Pro Tip: Set aside a portion of your budget for promoted posts on social channels like Facebook and Twitter. This will not only guarantee your video is seen by existing fans but it will attract new ones.


Measure twice, cut once

Taking a page from the fashion industry, smart video distribution requires planning and testing before the final cut. Make your $1500 budget go much further by testing your audience before distribution. Analyze the results and optimize your campaign, then run it again. Orabrush is a great example! During the creation process of their first YouTube video, with a budget of only $500, they tested and uploaded over 100 clips to see which ones were most engaging before settling on the final version of their video. Your social followers are your biggest brand advocates and are a great way to test your content before distributing it. Consider involving your social audience in the process from start to finish. Test video clips or thumbnails and ask your followers which ones they like best. This is a great way to involve existing fans, increasing their commitment to the brand, and an easy way to gain new ones.


Pro Tip: When you’re ready to distribute your video, don’t spend it all at once! Make your budget go much further by running your distribution in 3 – 4 flights.

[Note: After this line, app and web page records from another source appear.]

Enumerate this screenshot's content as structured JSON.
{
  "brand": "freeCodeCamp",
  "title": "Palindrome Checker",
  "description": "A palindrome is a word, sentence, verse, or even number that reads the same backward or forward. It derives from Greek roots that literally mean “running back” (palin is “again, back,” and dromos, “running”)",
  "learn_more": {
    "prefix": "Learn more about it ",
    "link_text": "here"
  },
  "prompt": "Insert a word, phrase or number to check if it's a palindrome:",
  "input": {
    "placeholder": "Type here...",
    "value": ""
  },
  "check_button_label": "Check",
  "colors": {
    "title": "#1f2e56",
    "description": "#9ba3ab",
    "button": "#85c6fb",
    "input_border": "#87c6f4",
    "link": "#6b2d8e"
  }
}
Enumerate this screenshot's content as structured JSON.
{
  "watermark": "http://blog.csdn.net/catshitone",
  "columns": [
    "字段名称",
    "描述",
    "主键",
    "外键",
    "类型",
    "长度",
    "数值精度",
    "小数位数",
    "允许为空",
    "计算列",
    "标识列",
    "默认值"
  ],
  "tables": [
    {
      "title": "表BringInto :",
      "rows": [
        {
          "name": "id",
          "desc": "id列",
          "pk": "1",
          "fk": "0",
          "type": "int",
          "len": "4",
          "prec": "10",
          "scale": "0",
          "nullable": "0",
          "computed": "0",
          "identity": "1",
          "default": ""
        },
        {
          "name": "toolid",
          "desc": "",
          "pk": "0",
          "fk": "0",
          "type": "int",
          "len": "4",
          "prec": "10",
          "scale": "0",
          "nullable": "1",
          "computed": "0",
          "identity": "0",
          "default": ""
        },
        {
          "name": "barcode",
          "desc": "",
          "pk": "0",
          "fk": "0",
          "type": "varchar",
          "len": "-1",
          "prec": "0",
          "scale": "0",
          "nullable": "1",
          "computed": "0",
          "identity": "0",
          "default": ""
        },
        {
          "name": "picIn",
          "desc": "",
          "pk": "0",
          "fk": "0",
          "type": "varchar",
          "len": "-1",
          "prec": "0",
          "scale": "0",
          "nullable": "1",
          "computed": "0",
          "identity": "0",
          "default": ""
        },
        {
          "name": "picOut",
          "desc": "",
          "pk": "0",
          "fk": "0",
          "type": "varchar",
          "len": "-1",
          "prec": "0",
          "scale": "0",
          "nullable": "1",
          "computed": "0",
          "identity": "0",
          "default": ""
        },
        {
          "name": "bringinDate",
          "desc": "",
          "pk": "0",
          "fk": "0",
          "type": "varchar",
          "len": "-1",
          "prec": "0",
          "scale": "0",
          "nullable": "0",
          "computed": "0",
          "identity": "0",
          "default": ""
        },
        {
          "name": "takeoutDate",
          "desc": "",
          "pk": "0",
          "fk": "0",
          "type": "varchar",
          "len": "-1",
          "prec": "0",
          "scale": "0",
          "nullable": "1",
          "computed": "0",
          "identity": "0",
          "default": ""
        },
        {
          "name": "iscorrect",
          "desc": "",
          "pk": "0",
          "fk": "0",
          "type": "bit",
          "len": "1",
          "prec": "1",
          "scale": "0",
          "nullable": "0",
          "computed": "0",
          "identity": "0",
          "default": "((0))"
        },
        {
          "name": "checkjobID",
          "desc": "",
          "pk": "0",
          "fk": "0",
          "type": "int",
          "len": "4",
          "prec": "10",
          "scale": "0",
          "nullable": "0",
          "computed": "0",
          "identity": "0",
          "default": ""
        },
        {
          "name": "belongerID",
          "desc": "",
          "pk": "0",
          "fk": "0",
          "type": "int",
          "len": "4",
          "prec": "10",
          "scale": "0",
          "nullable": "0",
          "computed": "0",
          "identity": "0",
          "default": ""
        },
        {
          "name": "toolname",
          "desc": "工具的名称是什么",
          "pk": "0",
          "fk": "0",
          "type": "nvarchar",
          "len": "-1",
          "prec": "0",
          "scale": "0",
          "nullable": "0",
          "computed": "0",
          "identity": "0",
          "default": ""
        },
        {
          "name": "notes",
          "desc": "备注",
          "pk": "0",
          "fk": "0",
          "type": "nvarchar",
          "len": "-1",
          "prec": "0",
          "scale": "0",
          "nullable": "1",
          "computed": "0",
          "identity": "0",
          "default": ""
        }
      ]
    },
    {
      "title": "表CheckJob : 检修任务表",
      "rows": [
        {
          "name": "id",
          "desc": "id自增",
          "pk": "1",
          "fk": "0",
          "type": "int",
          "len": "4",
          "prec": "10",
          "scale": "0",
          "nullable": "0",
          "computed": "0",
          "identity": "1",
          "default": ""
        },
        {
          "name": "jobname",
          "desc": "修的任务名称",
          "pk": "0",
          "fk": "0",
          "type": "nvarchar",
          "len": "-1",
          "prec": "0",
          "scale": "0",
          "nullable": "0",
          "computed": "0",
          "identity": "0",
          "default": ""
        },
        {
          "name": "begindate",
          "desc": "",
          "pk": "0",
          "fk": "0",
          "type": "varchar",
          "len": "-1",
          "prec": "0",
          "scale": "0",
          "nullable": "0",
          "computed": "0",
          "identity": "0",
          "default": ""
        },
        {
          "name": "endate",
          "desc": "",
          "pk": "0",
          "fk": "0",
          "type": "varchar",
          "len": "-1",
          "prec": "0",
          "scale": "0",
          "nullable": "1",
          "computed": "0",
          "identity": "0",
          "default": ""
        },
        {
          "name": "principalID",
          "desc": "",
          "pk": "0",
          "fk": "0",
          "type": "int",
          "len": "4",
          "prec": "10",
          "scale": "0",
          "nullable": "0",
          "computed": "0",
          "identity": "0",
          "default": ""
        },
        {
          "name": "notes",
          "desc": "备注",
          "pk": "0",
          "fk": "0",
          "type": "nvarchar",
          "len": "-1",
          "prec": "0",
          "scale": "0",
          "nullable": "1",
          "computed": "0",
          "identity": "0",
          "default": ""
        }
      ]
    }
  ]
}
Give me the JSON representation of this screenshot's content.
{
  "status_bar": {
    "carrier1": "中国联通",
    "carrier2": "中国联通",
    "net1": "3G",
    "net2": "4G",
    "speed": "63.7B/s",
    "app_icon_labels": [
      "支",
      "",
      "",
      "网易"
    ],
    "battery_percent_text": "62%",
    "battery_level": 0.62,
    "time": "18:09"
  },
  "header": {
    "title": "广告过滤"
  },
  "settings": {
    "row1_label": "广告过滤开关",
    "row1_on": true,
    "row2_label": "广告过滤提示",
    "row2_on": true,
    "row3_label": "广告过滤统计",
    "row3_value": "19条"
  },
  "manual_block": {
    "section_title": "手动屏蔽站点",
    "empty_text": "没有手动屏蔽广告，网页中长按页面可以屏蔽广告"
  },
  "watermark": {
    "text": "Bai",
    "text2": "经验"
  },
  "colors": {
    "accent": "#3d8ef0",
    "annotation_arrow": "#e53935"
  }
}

This way you can analyze the results and optimize your campaign before you proceed with your next flight.


One last piece of advice: Never Aim for Virality

You can’t make a viral video; a video becomes viral? (Peter Gerard, Vimeo). Attempts to create viral videos rarely work, mostly because they use concepts and approaches from videos that have already gone viral. The reason videos go viral is because viewers generate the necessary hype to make videos viral because the video is unique, exciting, and new. Trying to make a viral video by mimicking an already viral video the absolute antithesis of such a video?s essence.